This is related, but maybe a bit easier of a case to optimize for. With smaller partitions, it’s easier to merge them logically before we do a physical merge, so to the developer they will appear as normal and generally balanced partitions. This is easier when the partitions are small, which can happen with a large number of small files.
If you’re passing in a glob with read_csv_glob, there is no need to rebalance since the glob reader will be able to calculate good partitioning with knowledge of all of the files in advance.
The major limitations of read_csv in larger files is that the schema needs to be derived from the data after all of the data is loaded. This is expensive. This is also true for read_json(lines=True) and read_table
read_parquet limitation is that it is hard to tell how many rows are in a given file, and row-based partitioning is important for the scale you’re talking about. Nested parquet files and lots of partitions can make this complex, and I don’t think our reader is currently able to generate optimal partitioning in really complex nested parquet file structures.

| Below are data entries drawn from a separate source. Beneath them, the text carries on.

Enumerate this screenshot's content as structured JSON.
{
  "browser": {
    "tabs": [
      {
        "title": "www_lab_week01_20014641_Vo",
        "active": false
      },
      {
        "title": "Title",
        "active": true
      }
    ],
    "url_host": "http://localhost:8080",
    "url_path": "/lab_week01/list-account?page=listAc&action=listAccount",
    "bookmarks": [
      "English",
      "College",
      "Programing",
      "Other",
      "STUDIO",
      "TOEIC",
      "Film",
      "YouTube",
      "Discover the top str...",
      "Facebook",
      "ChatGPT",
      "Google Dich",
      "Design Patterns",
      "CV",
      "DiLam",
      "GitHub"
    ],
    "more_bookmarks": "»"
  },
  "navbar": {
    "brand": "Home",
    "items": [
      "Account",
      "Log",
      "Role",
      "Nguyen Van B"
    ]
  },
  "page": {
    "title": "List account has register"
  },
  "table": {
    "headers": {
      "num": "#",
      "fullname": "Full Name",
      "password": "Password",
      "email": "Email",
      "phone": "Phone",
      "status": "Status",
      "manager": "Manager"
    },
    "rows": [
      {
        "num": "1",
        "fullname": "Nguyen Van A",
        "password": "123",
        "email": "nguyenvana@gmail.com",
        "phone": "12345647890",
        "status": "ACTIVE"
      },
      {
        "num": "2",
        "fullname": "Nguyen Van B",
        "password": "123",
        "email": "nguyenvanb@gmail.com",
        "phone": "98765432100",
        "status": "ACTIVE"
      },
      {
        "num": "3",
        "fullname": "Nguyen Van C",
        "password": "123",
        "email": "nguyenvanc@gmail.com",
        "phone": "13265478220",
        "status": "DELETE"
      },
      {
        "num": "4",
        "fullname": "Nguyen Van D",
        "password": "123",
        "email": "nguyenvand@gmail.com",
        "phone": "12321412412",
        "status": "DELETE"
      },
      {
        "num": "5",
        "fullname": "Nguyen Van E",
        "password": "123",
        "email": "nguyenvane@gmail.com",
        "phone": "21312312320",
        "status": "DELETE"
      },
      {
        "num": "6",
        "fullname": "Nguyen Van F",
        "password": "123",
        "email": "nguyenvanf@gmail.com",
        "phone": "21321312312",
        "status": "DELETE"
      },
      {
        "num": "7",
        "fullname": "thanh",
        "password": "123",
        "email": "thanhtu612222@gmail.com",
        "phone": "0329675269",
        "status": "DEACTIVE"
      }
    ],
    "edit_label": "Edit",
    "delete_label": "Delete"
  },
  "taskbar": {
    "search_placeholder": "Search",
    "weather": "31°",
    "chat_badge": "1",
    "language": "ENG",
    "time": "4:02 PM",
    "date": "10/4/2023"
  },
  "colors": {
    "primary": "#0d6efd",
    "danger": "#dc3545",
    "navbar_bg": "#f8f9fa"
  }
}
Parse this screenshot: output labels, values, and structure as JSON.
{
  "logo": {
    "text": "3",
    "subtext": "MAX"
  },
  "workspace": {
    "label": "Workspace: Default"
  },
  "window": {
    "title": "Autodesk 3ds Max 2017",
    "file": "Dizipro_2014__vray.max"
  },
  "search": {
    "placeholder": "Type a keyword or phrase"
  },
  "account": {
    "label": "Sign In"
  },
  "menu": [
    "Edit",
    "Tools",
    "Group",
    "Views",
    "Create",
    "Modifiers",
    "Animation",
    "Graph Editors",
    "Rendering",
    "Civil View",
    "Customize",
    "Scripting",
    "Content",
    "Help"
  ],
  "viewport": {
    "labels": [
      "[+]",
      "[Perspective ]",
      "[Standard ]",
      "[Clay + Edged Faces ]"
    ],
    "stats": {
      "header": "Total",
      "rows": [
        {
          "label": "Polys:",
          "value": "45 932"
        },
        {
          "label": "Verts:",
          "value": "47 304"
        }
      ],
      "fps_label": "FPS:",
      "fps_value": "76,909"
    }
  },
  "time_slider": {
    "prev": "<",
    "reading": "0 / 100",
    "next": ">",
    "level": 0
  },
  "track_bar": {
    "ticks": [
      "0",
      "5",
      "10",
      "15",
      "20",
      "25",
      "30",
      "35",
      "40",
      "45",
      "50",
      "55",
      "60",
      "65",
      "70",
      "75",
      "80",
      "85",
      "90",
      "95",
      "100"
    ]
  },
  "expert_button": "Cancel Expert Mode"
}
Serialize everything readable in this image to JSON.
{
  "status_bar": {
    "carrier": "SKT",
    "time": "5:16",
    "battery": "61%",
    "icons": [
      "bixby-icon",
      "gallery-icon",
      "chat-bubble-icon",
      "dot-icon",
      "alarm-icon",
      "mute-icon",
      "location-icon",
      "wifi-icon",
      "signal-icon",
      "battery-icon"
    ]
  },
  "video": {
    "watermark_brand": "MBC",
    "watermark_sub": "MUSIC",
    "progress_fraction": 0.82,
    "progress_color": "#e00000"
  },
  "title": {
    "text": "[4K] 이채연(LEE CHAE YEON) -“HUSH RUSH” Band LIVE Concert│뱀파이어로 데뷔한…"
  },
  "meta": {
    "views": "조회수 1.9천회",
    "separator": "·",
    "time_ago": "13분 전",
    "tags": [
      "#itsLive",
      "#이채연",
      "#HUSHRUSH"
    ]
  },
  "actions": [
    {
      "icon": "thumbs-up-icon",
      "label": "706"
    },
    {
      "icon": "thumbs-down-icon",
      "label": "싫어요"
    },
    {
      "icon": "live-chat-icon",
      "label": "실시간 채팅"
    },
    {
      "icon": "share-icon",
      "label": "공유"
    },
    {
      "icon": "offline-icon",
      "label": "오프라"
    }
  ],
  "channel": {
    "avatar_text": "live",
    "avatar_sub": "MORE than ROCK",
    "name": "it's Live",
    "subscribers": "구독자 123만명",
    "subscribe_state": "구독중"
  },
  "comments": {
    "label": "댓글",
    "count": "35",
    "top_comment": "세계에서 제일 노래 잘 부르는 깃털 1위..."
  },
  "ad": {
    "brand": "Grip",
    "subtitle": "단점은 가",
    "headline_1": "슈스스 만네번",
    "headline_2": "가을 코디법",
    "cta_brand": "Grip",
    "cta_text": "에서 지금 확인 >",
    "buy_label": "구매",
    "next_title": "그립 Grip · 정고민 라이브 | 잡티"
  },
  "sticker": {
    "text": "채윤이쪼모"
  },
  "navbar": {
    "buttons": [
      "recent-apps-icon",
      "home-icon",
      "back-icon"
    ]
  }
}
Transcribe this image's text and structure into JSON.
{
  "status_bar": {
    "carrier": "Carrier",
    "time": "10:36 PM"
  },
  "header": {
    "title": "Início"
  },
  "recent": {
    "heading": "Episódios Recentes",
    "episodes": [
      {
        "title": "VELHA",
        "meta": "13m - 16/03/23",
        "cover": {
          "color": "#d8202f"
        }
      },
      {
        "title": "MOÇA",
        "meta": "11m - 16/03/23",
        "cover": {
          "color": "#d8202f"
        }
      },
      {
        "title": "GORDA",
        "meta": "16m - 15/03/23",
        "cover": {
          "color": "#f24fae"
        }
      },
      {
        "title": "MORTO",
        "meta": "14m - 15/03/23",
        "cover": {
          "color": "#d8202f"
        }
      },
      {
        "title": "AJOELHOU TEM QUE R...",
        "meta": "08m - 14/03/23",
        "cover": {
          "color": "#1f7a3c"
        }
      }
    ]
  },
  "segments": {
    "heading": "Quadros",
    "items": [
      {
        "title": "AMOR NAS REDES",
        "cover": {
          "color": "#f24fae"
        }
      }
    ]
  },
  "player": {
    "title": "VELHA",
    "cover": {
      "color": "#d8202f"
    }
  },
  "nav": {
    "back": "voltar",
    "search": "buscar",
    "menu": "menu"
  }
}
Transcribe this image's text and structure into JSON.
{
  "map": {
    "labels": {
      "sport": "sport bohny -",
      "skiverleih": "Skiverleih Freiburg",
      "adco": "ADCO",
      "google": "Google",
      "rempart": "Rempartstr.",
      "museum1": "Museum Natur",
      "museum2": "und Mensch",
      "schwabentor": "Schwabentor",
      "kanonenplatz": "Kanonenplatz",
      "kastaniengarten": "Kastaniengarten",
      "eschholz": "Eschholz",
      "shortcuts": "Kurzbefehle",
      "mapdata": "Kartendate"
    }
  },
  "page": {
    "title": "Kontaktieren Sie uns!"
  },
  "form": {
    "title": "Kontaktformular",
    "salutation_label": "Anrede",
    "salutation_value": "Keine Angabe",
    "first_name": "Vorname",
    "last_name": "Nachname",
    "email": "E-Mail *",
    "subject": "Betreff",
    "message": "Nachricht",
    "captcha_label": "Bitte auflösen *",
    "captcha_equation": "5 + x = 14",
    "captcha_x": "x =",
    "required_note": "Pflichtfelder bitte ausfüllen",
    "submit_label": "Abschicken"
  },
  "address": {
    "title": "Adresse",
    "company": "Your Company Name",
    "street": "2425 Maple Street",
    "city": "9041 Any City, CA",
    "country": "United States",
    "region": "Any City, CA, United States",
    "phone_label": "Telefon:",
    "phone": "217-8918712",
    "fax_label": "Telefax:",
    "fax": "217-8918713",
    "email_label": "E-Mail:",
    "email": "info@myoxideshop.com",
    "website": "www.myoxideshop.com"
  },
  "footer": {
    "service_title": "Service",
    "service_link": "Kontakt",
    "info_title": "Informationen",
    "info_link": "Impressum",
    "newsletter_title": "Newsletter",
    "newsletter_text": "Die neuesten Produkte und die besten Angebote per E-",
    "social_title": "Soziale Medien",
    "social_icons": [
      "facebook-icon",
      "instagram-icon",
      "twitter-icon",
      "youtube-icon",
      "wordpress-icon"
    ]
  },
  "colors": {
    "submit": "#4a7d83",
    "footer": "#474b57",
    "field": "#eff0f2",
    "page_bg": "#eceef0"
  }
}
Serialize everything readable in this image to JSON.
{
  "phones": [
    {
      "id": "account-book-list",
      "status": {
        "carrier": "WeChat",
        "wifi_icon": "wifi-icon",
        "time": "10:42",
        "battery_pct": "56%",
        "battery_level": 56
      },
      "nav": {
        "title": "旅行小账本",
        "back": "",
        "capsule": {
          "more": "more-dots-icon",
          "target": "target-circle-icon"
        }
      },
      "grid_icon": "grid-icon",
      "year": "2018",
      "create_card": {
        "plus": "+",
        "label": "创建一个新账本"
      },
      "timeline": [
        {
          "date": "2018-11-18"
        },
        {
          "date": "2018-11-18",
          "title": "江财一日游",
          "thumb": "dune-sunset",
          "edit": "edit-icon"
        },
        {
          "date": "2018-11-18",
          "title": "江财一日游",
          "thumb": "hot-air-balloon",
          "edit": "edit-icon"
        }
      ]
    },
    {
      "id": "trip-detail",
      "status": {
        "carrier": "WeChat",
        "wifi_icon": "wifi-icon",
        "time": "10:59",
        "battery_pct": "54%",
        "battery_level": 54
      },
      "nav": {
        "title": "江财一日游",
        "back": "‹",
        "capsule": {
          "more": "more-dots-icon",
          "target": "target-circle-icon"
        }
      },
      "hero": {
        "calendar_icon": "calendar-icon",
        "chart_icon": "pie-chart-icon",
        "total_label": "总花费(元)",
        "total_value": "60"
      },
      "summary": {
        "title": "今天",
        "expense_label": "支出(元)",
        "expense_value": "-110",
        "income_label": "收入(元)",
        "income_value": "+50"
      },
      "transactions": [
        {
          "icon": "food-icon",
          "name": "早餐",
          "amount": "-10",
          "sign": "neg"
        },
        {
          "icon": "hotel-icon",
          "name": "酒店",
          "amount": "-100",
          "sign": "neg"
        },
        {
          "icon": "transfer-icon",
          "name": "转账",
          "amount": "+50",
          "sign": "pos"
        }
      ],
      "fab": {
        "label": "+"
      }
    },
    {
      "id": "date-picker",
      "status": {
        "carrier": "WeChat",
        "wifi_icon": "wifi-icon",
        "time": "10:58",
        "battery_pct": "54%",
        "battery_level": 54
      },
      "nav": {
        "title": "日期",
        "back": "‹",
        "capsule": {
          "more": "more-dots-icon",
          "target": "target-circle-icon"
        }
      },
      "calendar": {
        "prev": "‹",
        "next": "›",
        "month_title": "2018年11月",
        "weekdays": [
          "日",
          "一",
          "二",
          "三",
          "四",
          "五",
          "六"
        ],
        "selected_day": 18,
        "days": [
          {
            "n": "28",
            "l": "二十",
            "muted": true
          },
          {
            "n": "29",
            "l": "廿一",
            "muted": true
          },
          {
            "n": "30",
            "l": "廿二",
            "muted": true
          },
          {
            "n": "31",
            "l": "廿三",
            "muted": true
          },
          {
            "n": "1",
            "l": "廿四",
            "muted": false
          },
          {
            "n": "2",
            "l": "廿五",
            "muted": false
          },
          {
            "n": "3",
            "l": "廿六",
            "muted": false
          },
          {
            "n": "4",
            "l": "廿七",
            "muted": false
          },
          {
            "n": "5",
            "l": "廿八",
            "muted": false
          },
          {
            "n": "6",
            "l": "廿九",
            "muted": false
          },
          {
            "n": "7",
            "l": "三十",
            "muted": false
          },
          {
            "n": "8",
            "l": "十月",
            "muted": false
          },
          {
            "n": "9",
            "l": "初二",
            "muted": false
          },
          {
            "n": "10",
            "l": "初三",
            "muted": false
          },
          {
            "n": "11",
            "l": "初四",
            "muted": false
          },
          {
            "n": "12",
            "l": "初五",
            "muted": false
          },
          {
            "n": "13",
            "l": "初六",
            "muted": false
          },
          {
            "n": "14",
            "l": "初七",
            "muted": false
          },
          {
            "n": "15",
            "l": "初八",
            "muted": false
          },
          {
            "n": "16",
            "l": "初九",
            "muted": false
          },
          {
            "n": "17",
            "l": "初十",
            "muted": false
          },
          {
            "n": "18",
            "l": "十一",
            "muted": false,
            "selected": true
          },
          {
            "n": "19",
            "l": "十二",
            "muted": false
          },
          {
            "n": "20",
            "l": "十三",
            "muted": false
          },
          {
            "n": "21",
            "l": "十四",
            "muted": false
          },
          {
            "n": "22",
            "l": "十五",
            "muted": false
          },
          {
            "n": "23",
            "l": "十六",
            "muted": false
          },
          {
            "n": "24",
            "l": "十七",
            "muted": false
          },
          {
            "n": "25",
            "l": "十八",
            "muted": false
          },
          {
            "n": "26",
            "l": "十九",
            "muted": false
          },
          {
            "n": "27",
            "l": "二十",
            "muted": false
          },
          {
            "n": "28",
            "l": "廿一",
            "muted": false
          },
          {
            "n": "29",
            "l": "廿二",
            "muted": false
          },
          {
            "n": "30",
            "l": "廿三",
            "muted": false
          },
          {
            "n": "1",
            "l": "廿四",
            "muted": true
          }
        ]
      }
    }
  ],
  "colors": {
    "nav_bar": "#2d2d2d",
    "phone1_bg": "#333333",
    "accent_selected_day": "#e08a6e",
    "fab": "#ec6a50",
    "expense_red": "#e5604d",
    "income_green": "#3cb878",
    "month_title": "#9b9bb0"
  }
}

read_sql in pandas doesn’t have a parameter for partition_column or something equivalent, so for some databases we end up with a syntax error in our generated SQL statements for reading partitioned data. This is also an area we are looking at, creating database-dependent SQL clauses for splitting up the query.
Does this make sense? Happy to answer any other questions!